> **Task to carry out**
All records are to be printed again exactly as they appear.

BEGIN

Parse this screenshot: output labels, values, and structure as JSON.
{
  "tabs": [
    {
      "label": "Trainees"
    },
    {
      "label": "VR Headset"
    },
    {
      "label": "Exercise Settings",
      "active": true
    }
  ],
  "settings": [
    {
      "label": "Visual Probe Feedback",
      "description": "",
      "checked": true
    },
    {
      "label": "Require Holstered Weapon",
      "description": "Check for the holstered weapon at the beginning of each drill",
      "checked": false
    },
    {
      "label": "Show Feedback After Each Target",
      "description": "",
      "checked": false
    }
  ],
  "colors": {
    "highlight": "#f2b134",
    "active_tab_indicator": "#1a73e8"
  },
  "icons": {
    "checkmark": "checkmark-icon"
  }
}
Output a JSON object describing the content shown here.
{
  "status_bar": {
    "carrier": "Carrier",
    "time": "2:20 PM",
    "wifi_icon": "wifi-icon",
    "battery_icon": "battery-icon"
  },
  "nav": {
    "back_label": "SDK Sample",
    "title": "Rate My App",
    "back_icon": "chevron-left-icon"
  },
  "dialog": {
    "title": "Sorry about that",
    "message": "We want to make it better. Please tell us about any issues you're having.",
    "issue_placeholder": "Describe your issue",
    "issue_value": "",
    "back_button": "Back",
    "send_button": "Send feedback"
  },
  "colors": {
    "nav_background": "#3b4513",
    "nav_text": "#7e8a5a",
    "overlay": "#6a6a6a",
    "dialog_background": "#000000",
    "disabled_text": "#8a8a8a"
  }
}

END

> **Solution to this task**
Parse this screenshot: output labels, values, and structure as JSON.
{
  "tabs": [
    {
      "label": "Trainees"
    },
    {
      "label": "VR Headset"
    },
    {
      "label": "Exercise Settings",
      "active": true
    }
  ],
  "settings": [
    {
      "label": "Visual Probe Feedback",
      "description": "",
      "checked": true
    },
    {
      "label": "Require Holstered Weapon",
      "description": "Check for the holstered weapon at the beginning of each drill",
      "checked": false
    },
    {
      "label": "Show Feedback After Each Target",
      "description": "",
      "checked": false
    }
  ],
  "colors": {
    "highlight": "#f2b134",
    "active_tab_indicator": "#1a73e8"
  },
  "icons": {
    "checkmark": "checkmark-icon"
  }
}
Output a JSON object describing the content shown here.
{
  "status_bar": {
    "carrier": "Carrier",
    "time": "2:20 PM",
    "wifi_icon": "wifi-icon",
    "battery_icon": "battery-icon"
  },
  "nav": {
    "back_label": "SDK Sample",
    "title": "Rate My App",
    "back_icon": "chevron-left-icon"
  },
  "dialog": {
    "title": "Sorry about that",
    "message": "We want to make it better. Please tell us about any issues you're having.",
    "issue_placeholder": "Describe your issue",
    "issue_value": "",
    "back_button": "Back",
    "send_button": "Send feedback"
  },
  "colors": {
    "nav_background": "#3b4513",
    "nav_text": "#7e8a5a",
    "overlay": "#6a6a6a",
    "dialog_background": "#000000",
    "disabled_text": "#8a8a8a"
  }
}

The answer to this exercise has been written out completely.